_WHAT YOU WILL DO:_ Copy out all of the data that follows, exactly as it appears.
####################
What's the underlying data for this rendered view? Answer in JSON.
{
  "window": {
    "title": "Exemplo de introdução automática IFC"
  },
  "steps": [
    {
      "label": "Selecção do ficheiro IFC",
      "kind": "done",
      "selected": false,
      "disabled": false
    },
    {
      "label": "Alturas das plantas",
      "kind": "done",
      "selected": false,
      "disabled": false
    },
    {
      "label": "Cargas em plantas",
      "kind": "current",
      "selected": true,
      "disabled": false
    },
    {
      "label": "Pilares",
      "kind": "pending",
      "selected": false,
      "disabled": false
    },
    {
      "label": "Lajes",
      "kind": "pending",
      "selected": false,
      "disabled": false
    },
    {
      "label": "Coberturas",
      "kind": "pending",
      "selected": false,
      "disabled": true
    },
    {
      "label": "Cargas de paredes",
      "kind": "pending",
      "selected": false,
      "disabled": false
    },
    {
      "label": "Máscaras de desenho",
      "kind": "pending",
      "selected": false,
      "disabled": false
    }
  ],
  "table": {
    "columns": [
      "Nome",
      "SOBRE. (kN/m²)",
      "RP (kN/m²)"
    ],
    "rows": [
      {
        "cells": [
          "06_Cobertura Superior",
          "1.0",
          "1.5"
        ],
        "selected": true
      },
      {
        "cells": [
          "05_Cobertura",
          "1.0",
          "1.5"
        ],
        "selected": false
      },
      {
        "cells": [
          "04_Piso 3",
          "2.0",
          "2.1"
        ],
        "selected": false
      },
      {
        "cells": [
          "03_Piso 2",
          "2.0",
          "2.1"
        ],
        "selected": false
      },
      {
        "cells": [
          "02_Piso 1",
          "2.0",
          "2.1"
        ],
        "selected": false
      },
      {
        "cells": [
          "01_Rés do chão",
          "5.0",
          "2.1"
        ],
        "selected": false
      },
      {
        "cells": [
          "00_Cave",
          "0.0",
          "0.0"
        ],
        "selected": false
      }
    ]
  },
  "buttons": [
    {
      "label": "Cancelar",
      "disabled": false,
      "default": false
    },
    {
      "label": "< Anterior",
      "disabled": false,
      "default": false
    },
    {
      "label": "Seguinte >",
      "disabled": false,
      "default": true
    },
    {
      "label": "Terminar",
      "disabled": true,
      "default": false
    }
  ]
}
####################
_SOLUTION BELOW:_
What's the underlying data for this rendered view? Answer in JSON.
{
  "window": {
    "title": "Exemplo de introdução automática IFC"
  },
  "steps": [
    {
      "label": "Selecção do ficheiro IFC",
      "kind": "done",
      "selected": false,
      "disabled": false
    },
    {
      "label": "Alturas das plantas",
      "kind": "done",
      "selected": false,
      "disabled": false
    },
    {
      "label": "Cargas em plantas",
      "kind": "current",
      "selected": true,
      "disabled": false
    },
    {
      "label": "Pilares",
      "kind": "pending",
      "selected": false,
      "disabled": false
    },
    {
      "label": "Lajes",
      "kind": "pending",
      "selected": false,
      "disabled": false
    },
    {
      "label": "Coberturas",
      "kind": "pending",
      "selected": false,
      "disabled": true
    },
    {
      "label": "Cargas de paredes",
      "kind": "pending",
      "selected": false,
      "disabled": false
    },
    {
      "label": "Máscaras de desenho",
      "kind": "pending",
      "selected": false,
      "disabled": false
    }
  ],
  "table": {
    "columns": [
      "Nome",
      "SOBRE. (kN/m²)",
      "RP (kN/m²)"
    ],
    "rows": [
      {
        "cells": [
          "06_Cobertura Superior",
          "1.0",
          "1.5"
        ],
        "selected": true
      },
      {
        "cells": [
          "05_Cobertura",
          "1.0",
          "1.5"
        ],
        "selected": false
      },
      {
        "cells": [
          "04_Piso 3",
          "2.0",
          "2.1"
        ],
        "selected": false
      },
      {
        "cells": [
          "03_Piso 2",
          "2.0",
          "2.1"
        ],
        "selected": false
      },
      {
        "cells": [
          "02_Piso 1",
          "2.0",
          "2.1"
        ],
        "selected": false
      },
      {
        "cells": [
          "01_Rés do chão",
          "5.0",
          "2.1"
        ],
        "selected": false
      },
      {
        "cells": [
          "00_Cave",
          "0.0",
          "0.0"
        ],
        "selected": false
      }
    ]
  },
  "buttons": [
    {
      "label": "Cancelar",
      "disabled": false,
      "default": false
    },
    {
      "label": "< Anterior",
      "disabled": false,
      "default": false
    },
    {
      "label": "Seguinte >",
      "disabled": false,
      "default": true
    },
    {
      "label": "Terminar",
      "disabled": true,
      "default": false
    }
  ]
}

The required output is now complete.